Exercise brief -
Copy the entries below exactly; any picture among them should be left out.

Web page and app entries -

_ _ _ _ _

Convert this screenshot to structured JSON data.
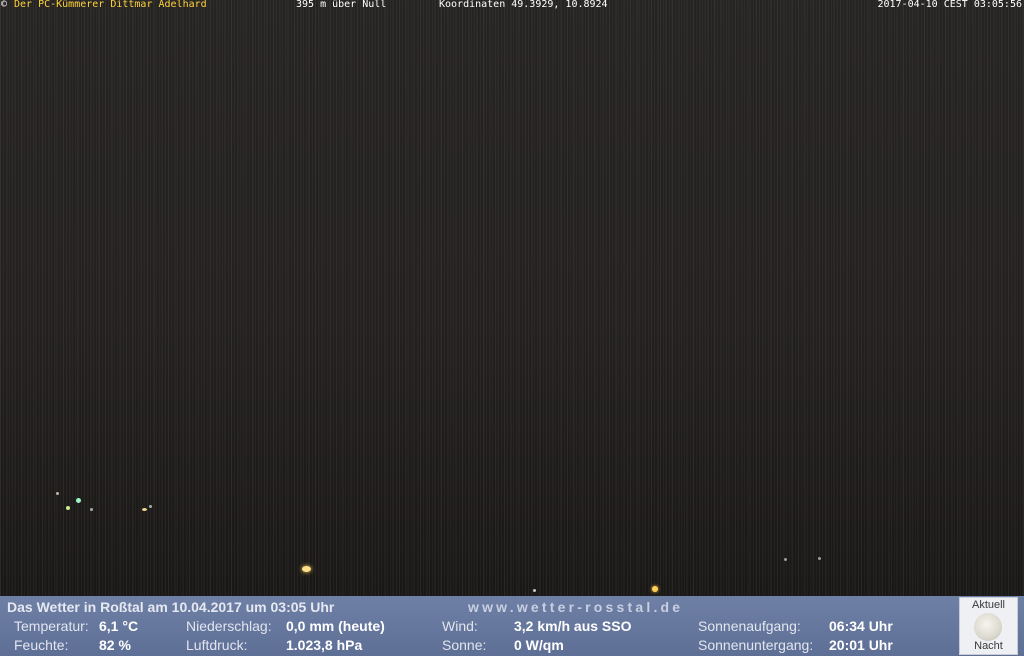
{
  "overlay": {
    "copyright_symbol": "©",
    "author": "Der PC-Kümmerer Dittmar Adelhard",
    "elevation": "395 m über Null",
    "coordinates": "Koordinaten 49.3929, 10.8924",
    "timestamp": "2017-04-10 CEST 03:05:56"
  },
  "weather": {
    "headline": "Das Wetter in Roßtal am 10.04.2017 um 03:05 Uhr",
    "website": "www.wetter-rosstal.de",
    "temperature_label": "Temperatur:",
    "temperature_value": "6,1 °C",
    "humidity_label": "Feuchte:",
    "humidity_value": "82 %",
    "precip_label": "Niederschlag:",
    "precip_value": "0,0 mm (heute)",
    "pressure_label": "Luftdruck:",
    "pressure_value": "1.023,8 hPa",
    "wind_label": "Wind:",
    "wind_value": "3,2 km/h aus SSO",
    "sun_label": "Sonne:",
    "sun_value": "0 W/qm",
    "sunrise_label": "Sonnenaufgang:",
    "sunrise_value": "06:34 Uhr",
    "sunset_label": "Sonnenuntergang:",
    "sunset_value": "20:01 Uhr"
  },
  "moon": {
    "top_label": "Aktuell",
    "bottom_label": "Nacht",
    "icon": "full-moon-icon"
  },
  "colors": {
    "author_text": "#ffd23a",
    "panel_bg": "#6a7ba2",
    "scene_bg": "#23201f"
  }
}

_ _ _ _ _

Output of the task -
Convert this screenshot to structured JSON data.
{
  "overlay": {
    "copyright_symbol": "©",
    "author": "Der PC-Kümmerer Dittmar Adelhard",
    "elevation": "395 m über Null",
    "coordinates": "Koordinaten 49.3929, 10.8924",
    "timestamp": "2017-04-10 CEST 03:05:56"
  },
  "weather": {
    "headline": "Das Wetter in Roßtal am 10.04.2017 um 03:05 Uhr",
    "website": "www.wetter-rosstal.de",
    "temperature_label": "Temperatur:",
    "temperature_value": "6,1 °C",
    "humidity_label": "Feuchte:",
    "humidity_value": "82 %",
    "precip_label": "Niederschlag:",
    "precip_value": "0,0 mm (heute)",
    "pressure_label": "Luftdruck:",
    "pressure_value": "1.023,8 hPa",
    "wind_label": "Wind:",
    "wind_value": "3,2 km/h aus SSO",
    "sun_label": "Sonne:",
    "sun_value": "0 W/qm",
    "sunrise_label": "Sonnenaufgang:",
    "sunrise_value": "06:34 Uhr",
    "sunset_label": "Sonnenuntergang:",
    "sunset_value": "20:01 Uhr"
  },
  "moon": {
    "top_label": "Aktuell",
    "bottom_label": "Nacht",
    "icon": "full-moon-icon"
  },
  "colors": {
    "author_text": "#ffd23a",
    "panel_bg": "#6a7ba2",
    "scene_bg": "#23201f"
  }
}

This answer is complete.